American Ginseng

Conducted by a grant from the United States Department of Agriculture’s SARE (Sustainable Agriculture Research & Education) Program. Co-sponsored by Dr. Jeanine Davis of NCSU Extension Service. September 2002, Eagle Feather Organic Farm

The Problem

Chemical fungicides have been sprayed on ginseng for decades. The growing and harvesting of ginseng is very labor intensive. Thus, once chemical spraying was made available and shown to be effective, ginseng growers quickly adopted the use of agricultural chemicals. Therefore, the chemical spraying reduced labor costs and as a result, increased profits. The use of chemical fungicides has altered the types of ginseng available in the world market.

Traditionally, ginseng was wildcrafted (collected) from wild populations in the woods. Now almost all or the ginseng sold worldwide is cultivated.
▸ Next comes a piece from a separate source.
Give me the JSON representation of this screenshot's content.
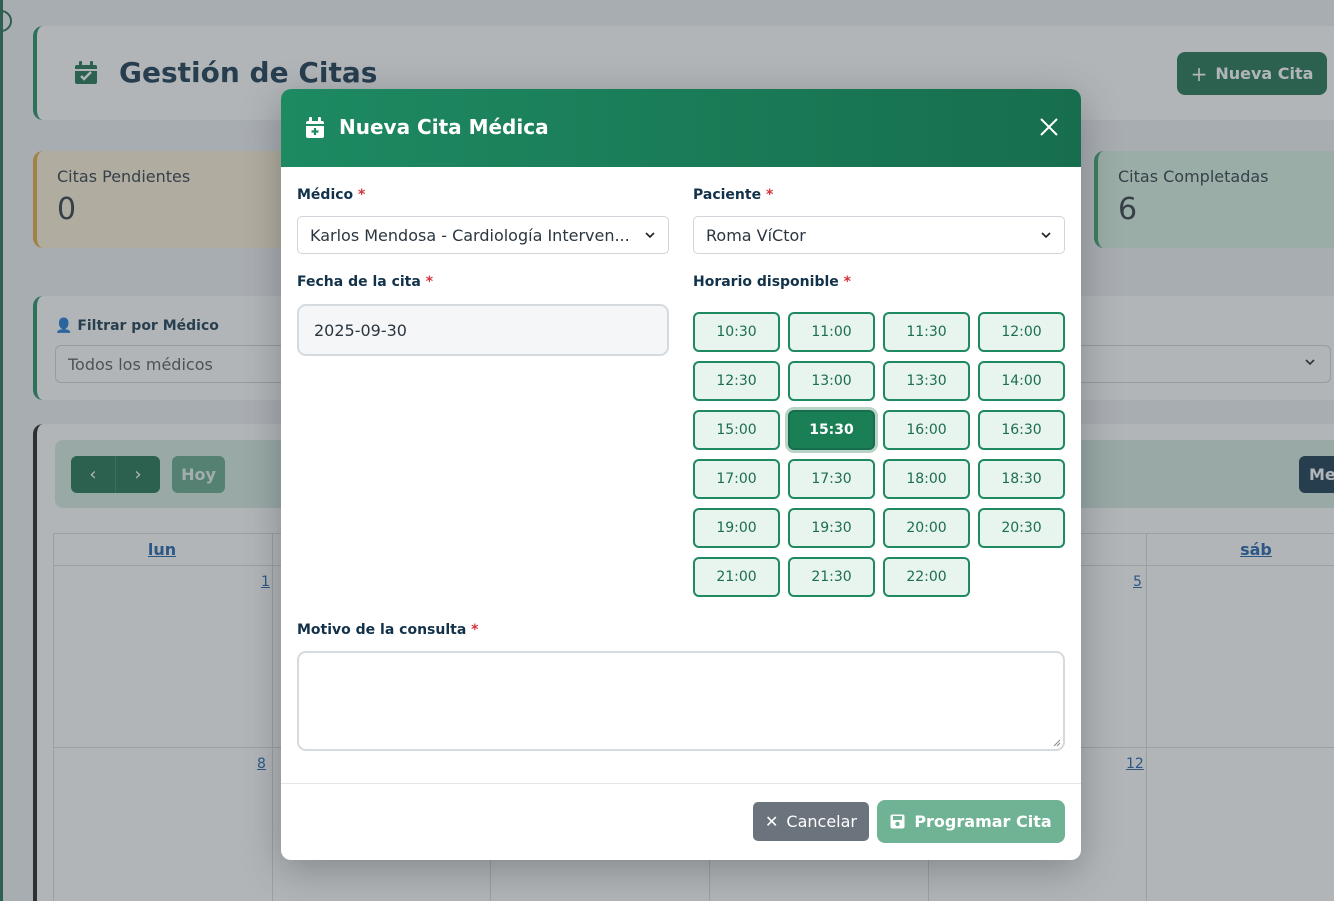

Ginseng is reputed to be the second most heavily sprayed crop worldwide, next to cotton, (but we do not eat cotton).

Major areas of production include the Orient, Canada and the USA, with Wisconsin being the major state in production. In North America there are 4 main types of ginseng: wild, wild simulated, woodsgrown and cultivated under artificial shade. Both woodsgrown and cultivated are grown in a monoculture system and are usually sprayed with at least a fungicide in the spring, (Diathane M-45 is commonly used by many growers).

Ginseng can become stressed and diseased in a mono-cultured environment. The goal of high -volume growers is to produce a marketable crop as quickly as possible. Therefore, the plants are spaced very close together and are pushed with fertilizers to speed the process. These agricultural practices however, promote the development of diseases that are able to destroy the plant and root. Thus, the grower under that agricultural system is forced to use chemicals to prevent or stop the spread of disease(s).

The mono-cultured farming approach, with the heavy use of Agri-chemicals, makes changes in the end product. In the long term, this is not a sustainable practice. In a short time, the soil can be depleted of nutrients and will be infested with diseases for years to come without intervention. Many plant species, including ginseng, may not be able to live in this polluted soil. Fungicide residues are making cultivated ginseng less desirable in the world market place. As a side effect, this heavy agricultural chemical spraying may also be affecting the drinking water in the area, along with other agricultural spraying of non-biodegradable elements.

Ginseng Cultivation

The Site and Planting

We began with the preparation of the wooded site. On the north facing slope a ten foot high deer fence was constructed. Live trees were lashed with dead locust logs and then fencing was nailed to the dead wood. This was necessary since deer tracks had been found in the original beds.

Thirty beds in three rows were constructed. Each plot was 2.5 ft. by 3 ft. with a 3 ft by 3 ft. over-spray area between plots. All plant material was removed from the plots and a woodland soil mixture was spread over the beds.

The soil mixture consisted of 3/4 pine bark mulched COMPOST (fungal) and 1/4 worm castings, horse manure and veggie compost (bacterial). The planting occurred when the moon was in Scorpio on October 9th , a good transplanting day according to one time honored planting system. Dr. Jeanine Davis, the Project Cooperator, participated in the planting with two other people from the NCSU Agricultural Extension Service Research Station in Fletcher, NC. Nine hundred plants out of 1000 roots ordered were actually used. Each plot had thirty roots planted in five rows with six plants to a row. The spacing was approximately 6 inches between plants and 9 inches between rows.

Spraying Of Natural Fungicides

In early April the heavy leaf mulch was removed. Some plants were replanted and some were lost. A plant count was taken later in April and 674 plants had survived the winter and were sprayed with either (1) goldenseal, (2) horsetail, (3) Oxidate, (4) micronized compost tea or (5) water (as a control). This is a triple blind study and the ground was prepared with goldenseal or water drench.

Each application was scheduled to be sprayed on a weekly cycle. It should be mentioned for historical importance, that the weather was considered to be in drought conditions for the entire study.

Findings Of The Study

Dr. Jeanine Davis and her staff, headed by George Cox, prepared the final report. Initial indications were that approximately half of the spring time count survived the hot, drought-ridden summer. The control plants appeared to be the first to die off, which was anticipated. Goldenseal spray may not be as effective as the other three sprayed plots of horsetail, micronized compost tea and Oxidate.

Eagle Feather Farm uses goldenseal washes for the soil fungus, and horsetail hand sprayed on the parts of the plant that show yellowing around the edges of the leaves.